Careful not to let his relief show, Regan studied the demon kneeling before him. Sal was… God, the man — the demon — was utterly beautiful. The wings, the hooves, the horns. They all accented a body built for sin. Regan had the distinct feeling he’d be jerking off later. He needed to lock Sal in the dungeon — for both their sakes.
“You said you were hiding. Why?”
“My brethren,” Sal answered. “You know we have the ability to poison your kind.” Regan nodded. “I do not.”
“What do you mean? All demons can do it.”
Sal smirked. It shouldn’t have been hot as hell, but it was. Regan cursed his neglected libido. Again.
“I can’t. My fellow demons are hunting me for what I can do: heal those same afflictions,” Sal said. When Regan didn’t respond, the demon sighed. “They consider me a threat — a spy should I ever turn on them.”
“And have you?”
Sal met Regan’s gaze, those verdant eyes staring straight into Regan’s soul. “Not yet.”
Footsteps echoed in the cavernous room, snapping Regan out of the demon’s spell. Sal might not be an incubus, but the demon possessed an unnerving talent for mesmerizing anyone who dared to look into his eyes.
Tia hurried over, chains in hand. She stayed clear of Sal and set the chains on the ground. Then she kicked them over to the demon. “Gorgeous or no, you’re still a demon. I’m not touching you.”
Regan nodded at the chains. “Put them on and lock the manacles.”
Sal finally looked at something other than Regan. The demon picked up the chains and secured both wrists behind his back. Regan didn’t know what to make of the fact that the demon seemed to have no trouble doing so. Were demons really that ruthless that they regularly imprisoned their own?
Once restrained, Sal lifted his head again. “I am at your mercy.”
“How can I trust your word that you can’t poison me?”
“How can I trust you to not leave me here, trussed up nice and tight for one of the hunters to find me?”

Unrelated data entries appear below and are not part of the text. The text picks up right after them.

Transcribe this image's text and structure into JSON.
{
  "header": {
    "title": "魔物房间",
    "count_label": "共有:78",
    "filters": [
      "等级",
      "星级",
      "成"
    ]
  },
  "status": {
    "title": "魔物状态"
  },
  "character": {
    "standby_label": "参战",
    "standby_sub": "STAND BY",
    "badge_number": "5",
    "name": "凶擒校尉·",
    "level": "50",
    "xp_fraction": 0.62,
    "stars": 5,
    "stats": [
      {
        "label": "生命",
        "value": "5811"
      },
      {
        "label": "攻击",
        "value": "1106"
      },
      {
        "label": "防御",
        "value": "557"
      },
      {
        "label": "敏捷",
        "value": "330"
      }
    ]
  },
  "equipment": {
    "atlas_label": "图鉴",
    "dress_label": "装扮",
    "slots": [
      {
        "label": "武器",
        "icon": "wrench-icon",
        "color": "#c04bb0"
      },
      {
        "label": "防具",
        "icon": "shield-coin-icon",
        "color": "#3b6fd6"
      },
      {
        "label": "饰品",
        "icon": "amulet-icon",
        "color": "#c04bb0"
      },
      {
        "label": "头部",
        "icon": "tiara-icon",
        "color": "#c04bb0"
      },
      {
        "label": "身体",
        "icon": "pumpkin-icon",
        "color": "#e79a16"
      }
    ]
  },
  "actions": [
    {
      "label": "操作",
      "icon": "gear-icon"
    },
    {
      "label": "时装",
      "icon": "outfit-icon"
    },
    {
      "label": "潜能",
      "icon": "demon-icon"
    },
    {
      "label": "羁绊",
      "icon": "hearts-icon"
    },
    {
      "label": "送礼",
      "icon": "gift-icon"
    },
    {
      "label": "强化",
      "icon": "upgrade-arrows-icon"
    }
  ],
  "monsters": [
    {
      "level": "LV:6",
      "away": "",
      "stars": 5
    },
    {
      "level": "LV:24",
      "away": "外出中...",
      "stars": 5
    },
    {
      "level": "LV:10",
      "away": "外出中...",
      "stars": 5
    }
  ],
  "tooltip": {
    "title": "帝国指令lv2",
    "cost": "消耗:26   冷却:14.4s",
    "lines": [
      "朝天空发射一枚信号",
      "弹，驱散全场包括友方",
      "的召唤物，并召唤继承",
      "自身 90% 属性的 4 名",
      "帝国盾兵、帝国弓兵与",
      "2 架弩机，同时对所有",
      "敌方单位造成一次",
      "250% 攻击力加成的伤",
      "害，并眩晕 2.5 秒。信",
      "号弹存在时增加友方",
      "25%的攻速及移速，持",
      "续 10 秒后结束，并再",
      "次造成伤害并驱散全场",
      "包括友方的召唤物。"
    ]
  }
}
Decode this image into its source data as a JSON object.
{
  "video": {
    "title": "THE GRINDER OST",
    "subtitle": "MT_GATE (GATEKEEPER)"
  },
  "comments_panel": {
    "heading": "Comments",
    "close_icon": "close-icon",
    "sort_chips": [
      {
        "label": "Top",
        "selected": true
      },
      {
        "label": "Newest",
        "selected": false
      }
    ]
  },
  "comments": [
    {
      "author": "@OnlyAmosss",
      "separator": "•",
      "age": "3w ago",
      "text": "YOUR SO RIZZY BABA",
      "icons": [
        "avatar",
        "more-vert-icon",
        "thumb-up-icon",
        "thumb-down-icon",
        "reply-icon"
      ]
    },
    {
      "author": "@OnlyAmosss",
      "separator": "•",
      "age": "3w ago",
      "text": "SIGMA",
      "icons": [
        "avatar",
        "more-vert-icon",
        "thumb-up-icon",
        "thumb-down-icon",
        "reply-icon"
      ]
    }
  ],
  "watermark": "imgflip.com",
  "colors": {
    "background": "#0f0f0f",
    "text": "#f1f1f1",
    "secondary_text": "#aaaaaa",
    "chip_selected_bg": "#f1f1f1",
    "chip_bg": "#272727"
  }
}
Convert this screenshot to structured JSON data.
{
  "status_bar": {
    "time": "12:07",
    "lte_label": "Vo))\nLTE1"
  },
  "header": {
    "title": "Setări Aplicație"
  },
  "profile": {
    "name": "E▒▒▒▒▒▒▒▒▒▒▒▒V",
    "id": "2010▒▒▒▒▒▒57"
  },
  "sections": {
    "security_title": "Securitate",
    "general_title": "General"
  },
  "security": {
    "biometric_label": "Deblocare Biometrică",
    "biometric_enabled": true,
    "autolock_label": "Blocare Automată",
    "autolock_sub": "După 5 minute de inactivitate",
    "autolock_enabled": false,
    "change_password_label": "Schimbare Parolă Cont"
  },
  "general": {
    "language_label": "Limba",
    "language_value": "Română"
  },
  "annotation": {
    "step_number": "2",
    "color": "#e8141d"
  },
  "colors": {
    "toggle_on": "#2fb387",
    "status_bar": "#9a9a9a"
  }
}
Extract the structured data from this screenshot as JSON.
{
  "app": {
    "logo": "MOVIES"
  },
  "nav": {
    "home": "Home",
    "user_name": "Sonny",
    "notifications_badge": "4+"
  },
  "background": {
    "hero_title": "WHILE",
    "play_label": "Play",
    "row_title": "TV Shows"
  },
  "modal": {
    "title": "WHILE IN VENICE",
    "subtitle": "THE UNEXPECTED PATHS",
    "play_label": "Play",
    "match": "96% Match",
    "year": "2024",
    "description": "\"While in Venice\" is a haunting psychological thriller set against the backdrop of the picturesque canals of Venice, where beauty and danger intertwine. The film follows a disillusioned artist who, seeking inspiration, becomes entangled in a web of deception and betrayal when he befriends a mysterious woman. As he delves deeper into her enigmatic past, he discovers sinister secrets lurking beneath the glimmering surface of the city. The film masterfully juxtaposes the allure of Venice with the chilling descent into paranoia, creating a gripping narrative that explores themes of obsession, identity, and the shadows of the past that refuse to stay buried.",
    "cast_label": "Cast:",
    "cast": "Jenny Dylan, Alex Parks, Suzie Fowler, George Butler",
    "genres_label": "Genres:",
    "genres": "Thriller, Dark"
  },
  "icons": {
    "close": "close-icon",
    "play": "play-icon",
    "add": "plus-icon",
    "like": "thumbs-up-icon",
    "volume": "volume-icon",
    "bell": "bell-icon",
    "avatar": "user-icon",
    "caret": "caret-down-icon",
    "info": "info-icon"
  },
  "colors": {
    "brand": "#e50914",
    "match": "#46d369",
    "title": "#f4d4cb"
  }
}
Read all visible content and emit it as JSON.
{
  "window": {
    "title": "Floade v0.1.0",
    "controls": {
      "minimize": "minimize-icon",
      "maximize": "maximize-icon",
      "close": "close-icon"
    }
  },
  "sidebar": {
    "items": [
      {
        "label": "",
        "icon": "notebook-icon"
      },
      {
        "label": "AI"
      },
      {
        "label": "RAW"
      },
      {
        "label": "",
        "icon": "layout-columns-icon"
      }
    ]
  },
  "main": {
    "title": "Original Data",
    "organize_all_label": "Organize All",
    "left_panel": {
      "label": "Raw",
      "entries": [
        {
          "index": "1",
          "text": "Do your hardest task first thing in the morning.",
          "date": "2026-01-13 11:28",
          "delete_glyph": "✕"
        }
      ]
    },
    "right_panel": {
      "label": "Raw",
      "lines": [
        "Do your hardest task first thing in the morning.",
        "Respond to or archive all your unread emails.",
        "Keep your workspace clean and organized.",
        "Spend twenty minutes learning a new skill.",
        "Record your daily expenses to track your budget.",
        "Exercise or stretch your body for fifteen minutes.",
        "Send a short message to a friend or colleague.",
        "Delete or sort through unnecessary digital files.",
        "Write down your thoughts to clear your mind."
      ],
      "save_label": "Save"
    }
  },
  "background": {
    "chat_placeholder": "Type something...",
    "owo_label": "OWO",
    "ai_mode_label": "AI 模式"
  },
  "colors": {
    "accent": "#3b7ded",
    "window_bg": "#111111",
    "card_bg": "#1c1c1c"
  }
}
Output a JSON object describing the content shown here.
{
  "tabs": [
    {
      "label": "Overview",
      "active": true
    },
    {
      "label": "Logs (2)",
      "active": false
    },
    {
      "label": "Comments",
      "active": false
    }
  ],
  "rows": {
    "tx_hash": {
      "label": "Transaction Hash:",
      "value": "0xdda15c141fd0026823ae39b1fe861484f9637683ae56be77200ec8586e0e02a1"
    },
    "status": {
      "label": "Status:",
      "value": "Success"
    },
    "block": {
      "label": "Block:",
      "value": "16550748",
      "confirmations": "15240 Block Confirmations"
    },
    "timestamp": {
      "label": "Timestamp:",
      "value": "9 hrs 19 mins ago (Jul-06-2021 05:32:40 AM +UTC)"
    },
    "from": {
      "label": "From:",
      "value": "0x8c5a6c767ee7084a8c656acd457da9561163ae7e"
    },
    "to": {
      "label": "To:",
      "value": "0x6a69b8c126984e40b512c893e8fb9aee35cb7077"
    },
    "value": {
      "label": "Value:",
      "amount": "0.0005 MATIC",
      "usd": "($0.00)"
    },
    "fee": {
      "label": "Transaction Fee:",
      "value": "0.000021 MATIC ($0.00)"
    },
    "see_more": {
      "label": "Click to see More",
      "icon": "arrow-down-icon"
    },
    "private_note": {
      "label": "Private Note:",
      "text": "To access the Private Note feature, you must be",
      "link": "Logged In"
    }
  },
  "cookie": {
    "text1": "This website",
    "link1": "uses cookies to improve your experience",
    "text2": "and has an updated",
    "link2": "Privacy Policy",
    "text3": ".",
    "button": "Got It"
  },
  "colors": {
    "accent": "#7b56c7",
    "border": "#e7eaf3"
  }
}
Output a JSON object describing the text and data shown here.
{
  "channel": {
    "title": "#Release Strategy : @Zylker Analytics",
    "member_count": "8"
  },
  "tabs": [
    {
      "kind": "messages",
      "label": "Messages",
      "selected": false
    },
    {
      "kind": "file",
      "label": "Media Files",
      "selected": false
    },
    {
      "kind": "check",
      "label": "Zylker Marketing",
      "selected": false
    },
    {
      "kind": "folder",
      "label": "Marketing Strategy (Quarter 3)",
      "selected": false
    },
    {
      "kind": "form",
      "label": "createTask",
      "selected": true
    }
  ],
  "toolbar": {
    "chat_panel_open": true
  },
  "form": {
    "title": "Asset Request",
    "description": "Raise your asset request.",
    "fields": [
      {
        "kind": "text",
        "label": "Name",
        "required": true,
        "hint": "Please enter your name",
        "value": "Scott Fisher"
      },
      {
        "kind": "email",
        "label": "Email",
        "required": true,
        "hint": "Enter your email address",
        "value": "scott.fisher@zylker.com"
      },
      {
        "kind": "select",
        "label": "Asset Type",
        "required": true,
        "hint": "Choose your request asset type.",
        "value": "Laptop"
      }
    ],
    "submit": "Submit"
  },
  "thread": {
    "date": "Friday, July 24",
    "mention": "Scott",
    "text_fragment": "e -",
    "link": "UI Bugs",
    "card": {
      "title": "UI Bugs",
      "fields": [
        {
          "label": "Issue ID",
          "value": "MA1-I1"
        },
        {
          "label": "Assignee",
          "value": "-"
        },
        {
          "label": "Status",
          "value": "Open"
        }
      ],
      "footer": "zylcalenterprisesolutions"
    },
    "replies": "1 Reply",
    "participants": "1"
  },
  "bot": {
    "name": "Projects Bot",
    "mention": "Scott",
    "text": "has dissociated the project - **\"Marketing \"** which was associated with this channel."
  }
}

Regan figured that made sense. Many demons had pores on their skin that excreted poison or any number of things that could disease a dragon. Despite Sal’s reassurance, Regan wasn’t about to take any chances. He went around, gripped the chain between the manacles and helped Sal stand up.
“Follow her,” Regan said, waving toward Tia. “Try anything, and you’ll get a bolt through your skull.”
Tia turned and started back out of the room. Sal fell into step behind her, and Regan followed their captive. Sal hadn’t bothered to hide his true form from them, and the ends of his wings brushed just below the round firmness of his denim-covered ass. He took each step carefully, as if he feared the sparks the hooves would make on the stone. Unlike many demons, though, he didn’t have a tail. Regan thought all demons had one.